I just went and skimmed the first episode of both Toei’s and Corn Pone’s Harlock scripts, and they definitely are not the same translation.
Oh come now, let’s not let FACTS get in the way of a good fan complaint!
thanks for your useless 5-year old kid argument, dave. CR still STEALS and are THIEVES and literally take MONEY out of PROFESSIONAL TRANSLATORS POCKETS. The more you support trust fund babies like them, the less chance you have to see anything other than kiddie porn moe stuff released in the US and Europe.
First off, which Dave are you talking to?
Second, none of us at Colony Drop believe Crunchyroll should be given a single red cent. Quite the opposite — that’s why we’re so pissed that somehow these bootleggers have convinced the rights-holders to give them the Internet broadcast rights to quality Japanese cartoons. All Colony Drop’s Dave is saying is that, in this case they do not appear to be using fansub scripts. It’s well-known that until this month, Crunchyroll regularly posted fansubs on their “donation-supported” website, but now they’re claiming to be on the up-and-up. big guy, if you can provide verifiable evidence that they are still using unofficial translated scripts, we’d love to see it. Until then, let’s stick to bashing Crunchyroll for crimes we can prove, alright?
Well, first off, I don’t fucking own Captain Harlock and am not employed by the Copyright Police to enforce copyright on shit I don’t own.
Secondly, I don’t give a shit what Crunchyroll does or does not do, what they own or don’t own, what deals they’ve made or have not made. I wouldn’t even know what the fuck Crunchyroll WAS if it wasn’t for anime fans whining about them. Keep it up guys, I think we’re winning.
Thirdly, I am really amused by the “LITERALLY TAKES MONEY OUT OF PROFESSIONAL TRANSLATOR’S POCKETS” line. Do you actually know what “literally” means? Was one of those Crunchyroll dudes pickpocketing Neil Nadelman? Next time I see him I’m going to stick my hand in his pants and say HEY I’M CRUNCHYROLL LITERALLY TAKING MONEY OUT OF PROFESSIONAL TRANSLATOR’S POCKETS! It’ll be a riot.
first off, my comment was directed towards Dave [member] not Dave Merrill. whatever.

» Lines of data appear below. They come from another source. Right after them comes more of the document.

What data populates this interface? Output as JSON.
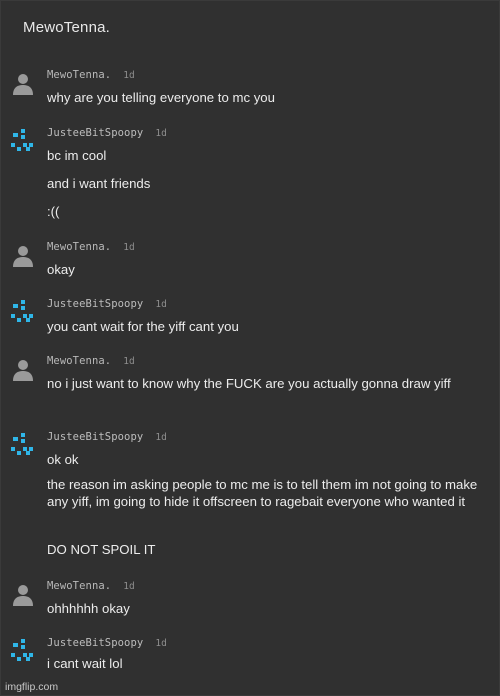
{
  "thread": {
    "title": "MewoTenna."
  },
  "users": {
    "user1": "MewoTenna.",
    "user2": "JusteeBitSpoopy"
  },
  "messages": [
    {
      "author": "MewoTenna.",
      "time": "1d",
      "lines": [
        "why are you telling everyone to mc you"
      ]
    },
    {
      "author": "JusteeBitSpoopy",
      "time": "1d",
      "lines": [
        "bc im cool",
        "and i want friends",
        ":(("
      ]
    },
    {
      "author": "MewoTenna.",
      "time": "1d",
      "lines": [
        "okay"
      ]
    },
    {
      "author": "JusteeBitSpoopy",
      "time": "1d",
      "lines": [
        "you cant wait for the yiff cant you"
      ]
    },
    {
      "author": "MewoTenna.",
      "time": "1d",
      "lines": [
        "no i just want to know why the FUCK are you actually gonna draw yiff"
      ]
    },
    {
      "author": "JusteeBitSpoopy",
      "time": "1d",
      "lines": [
        "ok ok",
        "the reason im asking people to mc me is to tell them im not going to make any yiff, im going to hide it offscreen to ragebait everyone who wanted it",
        "DO NOT SPOIL IT"
      ]
    },
    {
      "author": "MewoTenna.",
      "time": "1d",
      "lines": [
        "ohhhhhh okay"
      ]
    },
    {
      "author": "JusteeBitSpoopy",
      "time": "1d",
      "lines": [
        "i cant wait lol"
      ]
    }
  ],
  "watermark": "imgflip.com",
  "icons": {
    "user1_avatar": "default-user-icon",
    "user2_avatar": "pixel-face-icon"
  },
  "colors": {
    "background": "#303030",
    "text": "#ececec",
    "author": "#b9b9b9",
    "timestamp": "#8e8e8e",
    "user2_avatar": "#2fb6e8",
    "user1_avatar": "#9a9a9a"
  }
}
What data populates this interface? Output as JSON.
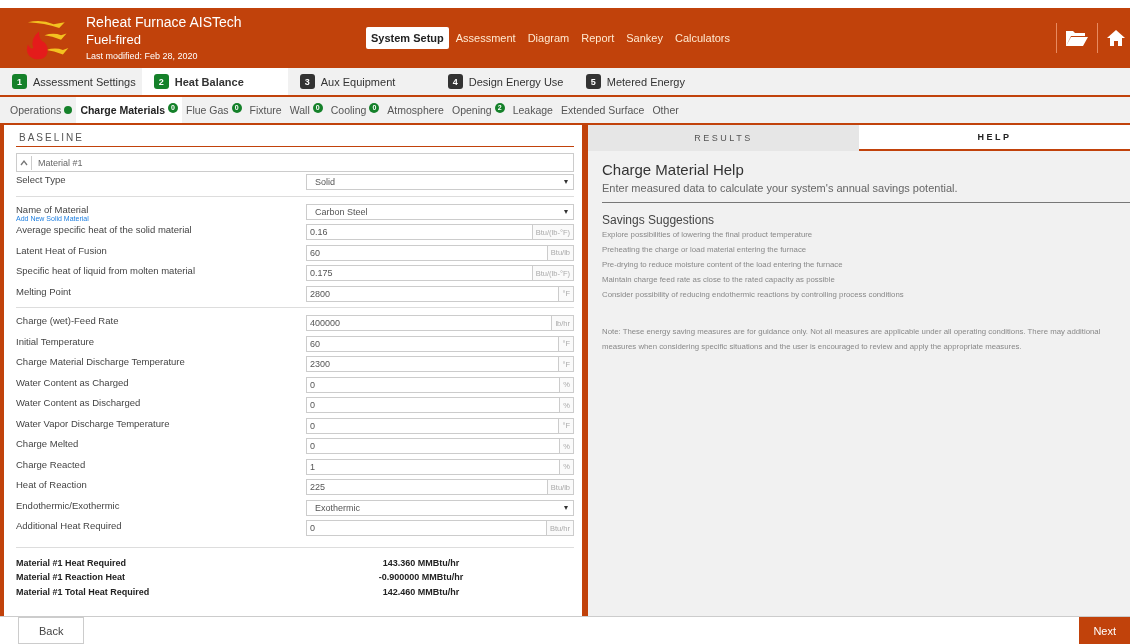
{
  "header": {
    "title": "Reheat Furnace AISTech",
    "subtitle": "Fuel-fired",
    "modified": "Last modified: Feb 28, 2020",
    "nav": [
      {
        "label": "System Setup",
        "selected": true
      },
      {
        "label": "Assessment",
        "selected": false
      },
      {
        "label": "Diagram",
        "selected": false
      },
      {
        "label": "Report",
        "selected": false
      },
      {
        "label": "Sankey",
        "selected": false
      },
      {
        "label": "Calculators",
        "selected": false
      }
    ]
  },
  "steps": [
    {
      "number": "1",
      "label": "Assessment Settings",
      "selected": false,
      "complete": true
    },
    {
      "number": "2",
      "label": "Heat Balance",
      "selected": true,
      "complete": true
    },
    {
      "number": "3",
      "label": "Aux Equipment",
      "selected": false,
      "complete": false
    },
    {
      "number": "4",
      "label": "Design Energy Use",
      "selected": false,
      "complete": false
    },
    {
      "number": "5",
      "label": "Metered Energy",
      "selected": false,
      "complete": false
    }
  ],
  "subtabs": [
    {
      "label": "Operations",
      "selected": false,
      "kind": "dot"
    },
    {
      "label": "Charge Materials",
      "selected": true,
      "kind": "count",
      "badge": "0"
    },
    {
      "label": "Flue Gas",
      "selected": false,
      "kind": "count",
      "badge": "0"
    },
    {
      "label": "Fixture",
      "selected": false,
      "kind": "none"
    },
    {
      "label": "Wall",
      "selected": false,
      "kind": "count",
      "badge": "0"
    },
    {
      "label": "Cooling",
      "selected": false,
      "kind": "count",
      "badge": "0"
    },
    {
      "label": "Atmosphere",
      "selected": false,
      "kind": "none"
    },
    {
      "label": "Opening",
      "selected": false,
      "kind": "count",
      "badge": "2"
    },
    {
      "label": "Leakage",
      "selected": false,
      "kind": "none"
    },
    {
      "label": "Extended Surface",
      "selected": false,
      "kind": "none"
    },
    {
      "label": "Other",
      "selected": false,
      "kind": "none"
    }
  ],
  "baseline": {
    "heading": "BASELINE",
    "material": "Material #1",
    "groups": [
      [
        {
          "kind": "select",
          "label": "Select Type",
          "value": "Solid"
        }
      ],
      [
        {
          "kind": "select",
          "label": "Name of Material",
          "value": "Carbon Steel",
          "link": "Add New Solid Material"
        },
        {
          "kind": "input",
          "label": "Average specific heat of the solid material",
          "value": "0.16",
          "unit": "Btu/(lb-°F)"
        },
        {
          "kind": "input",
          "label": "Latent Heat of Fusion",
          "value": "60",
          "unit": "Btu/lb"
        },
        {
          "kind": "input",
          "label": "Specific heat of liquid from molten material",
          "value": "0.175",
          "unit": "Btu/(lb-°F)"
        },
        {
          "kind": "input",
          "label": "Melting Point",
          "value": "2800",
          "unit": "°F"
        }
      ],
      [
        {
          "kind": "input",
          "label": "Charge (wet)-Feed Rate",
          "value": "400000",
          "unit": "lb/hr"
        },
        {
          "kind": "input",
          "label": "Initial Temperature",
          "value": "60",
          "unit": "°F"
        },
        {
          "kind": "input",
          "label": "Charge Material Discharge Temperature",
          "value": "2300",
          "unit": "°F"
        },
        {
          "kind": "input",
          "label": "Water Content as Charged",
          "value": "0",
          "unit": "%"
        },
        {
          "kind": "input",
          "label": "Water Content as Discharged",
          "value": "0",
          "unit": "%"
        },
        {
          "kind": "input",
          "label": "Water Vapor Discharge Temperature",
          "value": "0",
          "unit": "°F"
        },
        {
          "kind": "input",
          "label": "Charge Melted",
          "value": "0",
          "unit": "%"
        },
        {
          "kind": "input",
          "label": "Charge Reacted",
          "value": "1",
          "unit": "%"
        },
        {
          "kind": "input",
          "label": "Heat of Reaction",
          "value": "225",
          "unit": "Btu/lb"
        },
        {
          "kind": "select",
          "label": "Endothermic/Exothermic",
          "value": "Exothermic"
        },
        {
          "kind": "input",
          "label": "Additional Heat Required",
          "value": "0",
          "unit": "Btu/hr"
        }
      ]
    ],
    "totals": [
      {
        "label": "Material #1 Heat Required",
        "value": "143.360 MMBtu/hr"
      },
      {
        "label": "Material #1 Reaction Heat",
        "value": "-0.900000 MMBtu/hr"
      },
      {
        "label": "Material #1 Total Heat Required",
        "value": "142.460 MMBtu/hr"
      }
    ]
  },
  "panel_tabs": [
    {
      "label": "RESULTS",
      "selected": false
    },
    {
      "label": "HELP",
      "selected": true
    }
  ],
  "help": {
    "title": "Charge Material Help",
    "intro": "Enter measured data to calculate your system's annual savings potential.",
    "suggestions_title": "Savings Suggestions",
    "suggestions": [
      "Explore possibilities of lowering the final product temperature",
      "Preheating the charge or load material entering the furnace",
      "Pre-drying to reduce moisture content of the load entering the furnace",
      "Maintain charge feed rate as close to the rated capacity as possible",
      "Consider possibility of reducing endothermic reactions by controlling process conditions"
    ],
    "note": "Note: These energy saving measures are for guidance only. Not all measures are applicable under all operating conditions. There may additional measures when considering specific situations and the user is encouraged to review and apply the appropriate measures."
  },
  "footer": {
    "back": "Back",
    "next": "Next"
  }
}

Second, it’s very easy to take a fansub and re-word the dialogue to make it “legally different.” I’ve had my own work stolen three times before by publishers who solicited my services for a translation, didn’t want to pay, and then saw my fansub, and took it word for word and used it for their own products, or changed a few words so that it would be “their own". Due to this I no longer comment or participate with internet forums. This was almost ten years ago now. Now I am reminded WHY I don’t participate in language or anime forums - because some people feel because they’re in their 40’s or been a fan longer than others, THEIR opinion is more valid than others who are newer, younger, etc. Or maybe it’s just the old boys fraternity system like in college. Just because you have a blog or write for one doesn’t make you better than anyone else.
D.Merrill, I have a lot of respect for your blog, but don’t be an internet name dropping douche. with your eagle claws out. Only fat basement babies play the “I know english, capitalization, and diction better than you” game, and I know you’re far, far better than that. Put your gun back in its holster, mate.
“Put your gun back in its holster, mate.”
Pot? It’s kettle. We need to talk.
Hey. Matt of Corn Pone Flicks here. I have no earthly idea if these Crunchyroll people are using my subs of Harlock or not-I never even heard of them before yesterday. Either way, however, I DON’T CARE. They did not “steal” my subs, because I don’t own them in the first place. I always intended them to be given out to whomever wanted them. Since I’ve long since stopped distributing them myself, all this means is that people no longer write to me whining about why I quit, so it’s a victory as far as I’m concerned.
And two, are actual English professors included in the category of the “fat basement babies” who have the nerve to value actual knowledge over the masses of LOLing idiots that comprise 99% of the Internet? Don’t worry; they have nothing to fear. There’s no shortage of advocates ready to rush to defend their right to be ignorant in adulthood of things we teach to eight-year-olds.